Pittsburgh clergy who left The Episcopal Church over its liberal direction will not be stripped of their ordinations.
In an announcement on Monday, the Episcopal Diocese of Pittsburgh said it will not take disciplinary action against the approximately 100 priests and deacons who left to join a conservative Anglican group.
"We're doing this for pastoral reasons," said the Rev. Dr. James Simons, president of the diocesan Standing Committee, in a statement. "We do not want to see our priestly brothers and sisters deposed."
Rather than defrock the priests, the diocese has chosen to simply release them from their ministerial ties to The Episcopal Church – the U.S. arm of Anglicanism. By doing so, the breakaway clergy are able to "move their holy orders" to any entity they want to, including the Anglican Church in North America – a conservative province that was established in June for disaffected Anglicans.
"We're trying to be as pastoral as possible," Simons said, according to the Pittsburgh Post-Gazette. "We don't want to deprive anybody of their holy orders. We don't think that's necessary, but we had to find some way to get them off the list of clergy in the Episcopal Church."
The move is a departure from actions taken by other dioceses in The Episcopal Church. The Diocese of San Joaquin deposed 61 clergy earlier this year from ordained ministry after they voted to split from the national church. They were charged with abandoning the church's communion.
Since the controversial ordination of an openly gay bishop in 2003, the majority in four dioceses voted to secede from The Episcopal Church, including those in the Dioceses of Pittsburgh, San Joaquin, Fort Worth and Quincy.
They have gone on to help form the Anglican Church in North America – seen as a rival province to The Episcopal Church. Others who chose not to leave have remained with the national church and kept their respective dioceses intact.
Although the majority of each of the dioceses voted to leave, the head of The Episcopal Church said dioceses as a whole cannot leave the national church. Still, in all known cases to date, the breakaway dioceses and the dioceses they left behind have continued using the same name, though some of the former specify with parenthesis that they are "Anglican."
The Diocese of Pittsburgh (before the split) was formerly led by Bishop Robert Duncan, who now heads the rival conservative province. He helped lead the diocese to secede, maintaining that The Episcopal Church has departed from traditional Anglicanism and scriptural teachings.

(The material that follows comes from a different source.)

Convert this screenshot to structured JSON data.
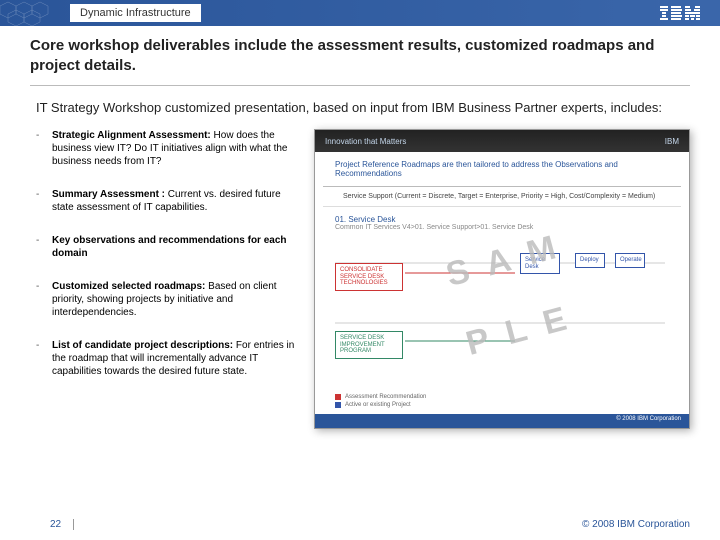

Last year, Duncan was deposed by the Episcopal House of Bishops for abandoning the communion of the church.
The Standing Committee of the Pittsburgh diocese, meanwhile, chose a "softer method."
"As the Standing Committee worked through this necessary action, I was painfully aware that they were not just talking about a list of clergy, but friends of long standing," said Bishop Kenneth Price, who is expected to become provisional bishop of the Episcopal Diocese of Pittsburgh later this month. "For this reason I am grateful the canons provide this 'softer' method of allowing those who wish to depart from the Episcopal Church to do so legally without us making a judgment on their ordination."